FROM the early silent era to Martin Scorsese's "The Departed," gangster films have captivated audiences around the world.
"Gangsters & Crime in the Big City," a weeklong retrospective at the American Cinematheque at the Egyptian Theatre, offers an eclectic array of famous and rarely screened examples of the genre.
The series opens Thursday with the barely released 1996 comedy-drama "Mad Dog Time," starring Richard Dreyfuss, Jeff Goldblum and Ellen Barkin, which was written and directed by Larry Bishop — son of Rat Packer Joey Bishop. That film is paired with Quentin Tarantino's landmark 1992 thriller, "Reservoir Dogs."
FOR THE RECORD:
Peter Falk: The Cine File column in Sunday's Calendar section said "Murder, Inc." was actor Peter Falk's first film. It was his fourth. —
Bishop, who is about to direct the Tarantino-produced "Hell Ride," is scheduled to talk between the films, along with "Reservoir" star Michael Madsen.

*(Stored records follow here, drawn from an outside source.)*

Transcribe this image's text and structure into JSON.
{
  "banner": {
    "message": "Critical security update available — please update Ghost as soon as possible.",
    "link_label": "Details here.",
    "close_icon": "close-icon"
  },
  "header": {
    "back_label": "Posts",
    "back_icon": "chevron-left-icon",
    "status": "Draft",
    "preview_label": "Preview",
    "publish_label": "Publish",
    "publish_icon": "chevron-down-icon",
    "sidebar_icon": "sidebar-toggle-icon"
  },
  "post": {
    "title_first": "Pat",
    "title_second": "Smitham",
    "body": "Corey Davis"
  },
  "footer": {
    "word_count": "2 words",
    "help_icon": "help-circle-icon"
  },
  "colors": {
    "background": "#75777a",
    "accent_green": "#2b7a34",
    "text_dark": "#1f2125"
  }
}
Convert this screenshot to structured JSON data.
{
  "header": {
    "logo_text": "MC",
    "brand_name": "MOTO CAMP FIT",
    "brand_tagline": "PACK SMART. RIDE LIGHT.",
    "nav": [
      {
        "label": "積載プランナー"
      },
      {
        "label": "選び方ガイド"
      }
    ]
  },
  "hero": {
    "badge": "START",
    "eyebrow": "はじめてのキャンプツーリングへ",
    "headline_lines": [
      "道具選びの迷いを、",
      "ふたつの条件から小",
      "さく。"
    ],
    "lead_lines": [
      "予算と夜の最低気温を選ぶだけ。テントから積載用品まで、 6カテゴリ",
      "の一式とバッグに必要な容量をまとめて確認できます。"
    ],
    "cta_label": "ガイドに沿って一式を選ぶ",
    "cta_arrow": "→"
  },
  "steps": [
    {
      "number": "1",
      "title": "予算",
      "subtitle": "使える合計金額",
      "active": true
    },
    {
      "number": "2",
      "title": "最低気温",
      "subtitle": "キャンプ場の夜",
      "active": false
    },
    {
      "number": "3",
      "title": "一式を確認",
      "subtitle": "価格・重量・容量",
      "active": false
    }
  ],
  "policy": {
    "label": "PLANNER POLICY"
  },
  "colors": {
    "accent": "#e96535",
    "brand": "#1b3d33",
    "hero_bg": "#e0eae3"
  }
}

Other highlights include a double bill with two versions of "Scarface" — Howard Hawks' 1932 original, starring Paul Muni, and Brian De Palma's 1983 cult classic, starring an over-the-top Al Pacino as the coked-out Cuban-born Miami kingpin; 1949's "White Heat," starring James Cagney at his volatile best as the "Ma"-obsessed hood; and Joseph Lewis' 1949 gangland thriller "The Undercover Man."
There's also a double bill of gritty crime dramas directed by Burt Balaban: 1961's "Mad Dog Coll," starring John Davis Chandler as the New York gangster of the title, who took on the police department and rival kingpin Dutch Schultz, as well as 1960's riveting "Murder, Inc., co-directed by Stuart Rosenberg.
"Murder, Inc." marks the electrifying film debut of Peter Falk, who received an Oscar nomination as the ruthless hit man, Abe "Kid Twist" Reles.
Though gangster films are made around the world, Cinematheque programmer Chris D believes American gangster films are a continuation of the western.
"It's part of the American Old West that has never died," he says. "There is a fascination with the outlaw. They are always bigger than life. Some of them rightly or wrongly have been viewed as Robin Hoods and other have been viewed as psychopaths and just really monsters."
email@example.com`Gangsters & Crime in the Big City'Where: American Cinematheque at the Egyptian Theatre, 6712 Hollywood Blvd., HollywoodWhen: Thursday throughFeb. 22Price: $10Contact: (323) 466-FILM or go to www.americancinematheque.comScheduleThursday: "Mad Dog Time," "Reservoir Dogs," 7:30 p.m.Friday: "Scarface" (1932), "Scarface" (1983), 7:30 p.m.Saturday: "White Heat," "The Undercover Man," 5 p.m.; "Mad Dog Coll," "Murder, Inc.," 9 p.m.Next Sunday: "The Rise and Fall of Legs Diamond," "Riot in Cell Block 11," 7:30 p.m.Feb. 22: "Carlito's Way," "Mean Streets," 7:30 p.m.Copyright © 2014, Los Angeles Times